» EXERCISE OBJECTIVE:
Nothing but the text of the listing, repeated exactly, belongs in the answer; leave the images out.

*** Begin section ***

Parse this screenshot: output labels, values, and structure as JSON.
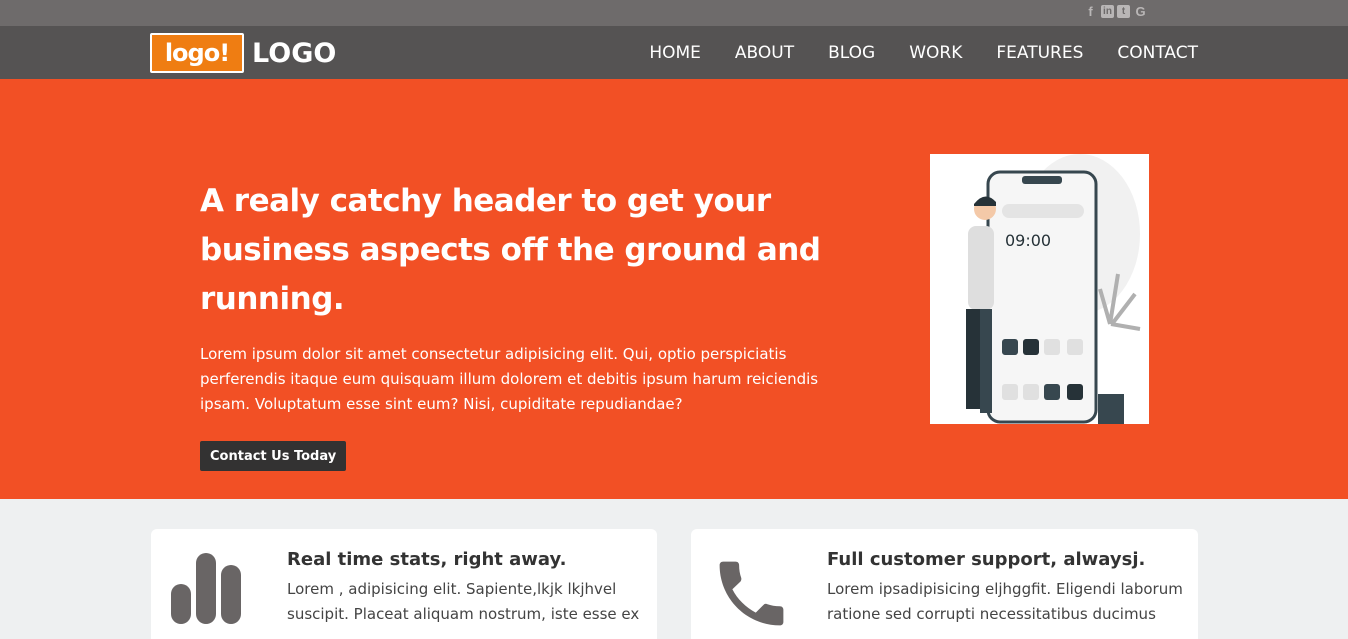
{
  "social": {
    "facebook": "f",
    "linkedin": "in",
    "twitter": "t",
    "google": "G"
  },
  "brand": {
    "badge": "logo!",
    "name": "LOGO"
  },
  "nav": [
    "HOME",
    "ABOUT",
    "BLOG",
    "WORK",
    "FEATURES",
    "CONTACT"
  ],
  "hero": {
    "title": "A realy catchy header to get your business aspects off the ground and running.",
    "body": "Lorem ipsum dolor sit amet consectetur adipisicing elit. Qui, optio perspiciatis perferendis itaque eum quisquam illum dolorem et debitis ipsum harum reiciendis ipsam. Voluptatum esse sint eum? Nisi, cupiditate repudiandae?",
    "cta": "Contact Us Today",
    "phone_time": "09:00"
  },
  "features": [
    {
      "title": "Real time stats, right away.",
      "text": "Lorem , adipisicing elit. Sapiente,lkjk lkjhvel suscipit. Placeat aliquam nostrum, iste esse ex"
    },
    {
      "title": "Full customer support, alwaysj.",
      "text": "Lorem ipsadipisicing eljhggfit. Eligendi laborum ratione sed corrupti necessitatibus ducimus"
    }
  ],
  "colors": {
    "accent": "#f25025",
    "nav_bg": "#555353",
    "topbar_bg": "#6e6b6b",
    "logo_orange": "#ef7d12"
  }
}
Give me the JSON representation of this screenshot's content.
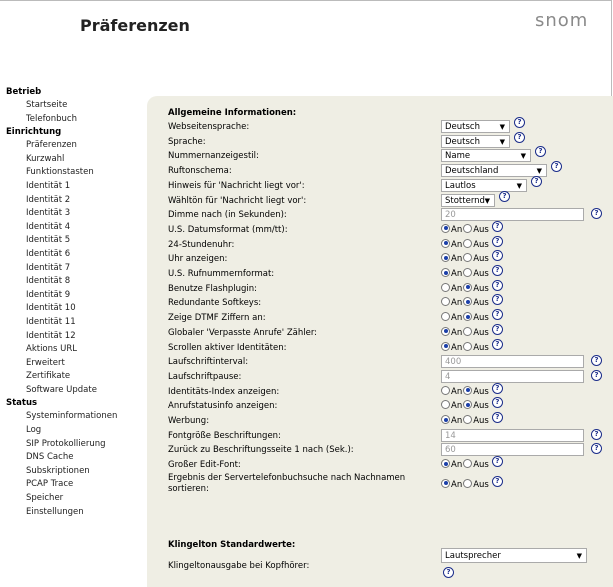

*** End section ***

» EXERCISE SOLUTION:
Parse this screenshot: output labels, values, and structure as JSON.
{
  "social": {
    "facebook": "f",
    "linkedin": "in",
    "twitter": "t",
    "google": "G"
  },
  "brand": {
    "badge": "logo!",
    "name": "LOGO"
  },
  "nav": [
    "HOME",
    "ABOUT",
    "BLOG",
    "WORK",
    "FEATURES",
    "CONTACT"
  ],
  "hero": {
    "title": "A realy catchy header to get your business aspects off the ground and running.",
    "body": "Lorem ipsum dolor sit amet consectetur adipisicing elit. Qui, optio perspiciatis perferendis itaque eum quisquam illum dolorem et debitis ipsum harum reiciendis ipsam. Voluptatum esse sint eum? Nisi, cupiditate repudiandae?",
    "cta": "Contact Us Today",
    "phone_time": "09:00"
  },
  "features": [
    {
      "title": "Real time stats, right away.",
      "text": "Lorem , adipisicing elit. Sapiente,lkjk lkjhvel suscipit. Placeat aliquam nostrum, iste esse ex"
    },
    {
      "title": "Full customer support, alwaysj.",
      "text": "Lorem ipsadipisicing eljhggfit. Eligendi laborum ratione sed corrupti necessitatibus ducimus"
    }
  ],
  "colors": {
    "accent": "#f25025",
    "nav_bg": "#555353",
    "topbar_bg": "#6e6b6b",
    "logo_orange": "#ef7d12"
  }
}
Give me the JSON representation of this screenshot's content.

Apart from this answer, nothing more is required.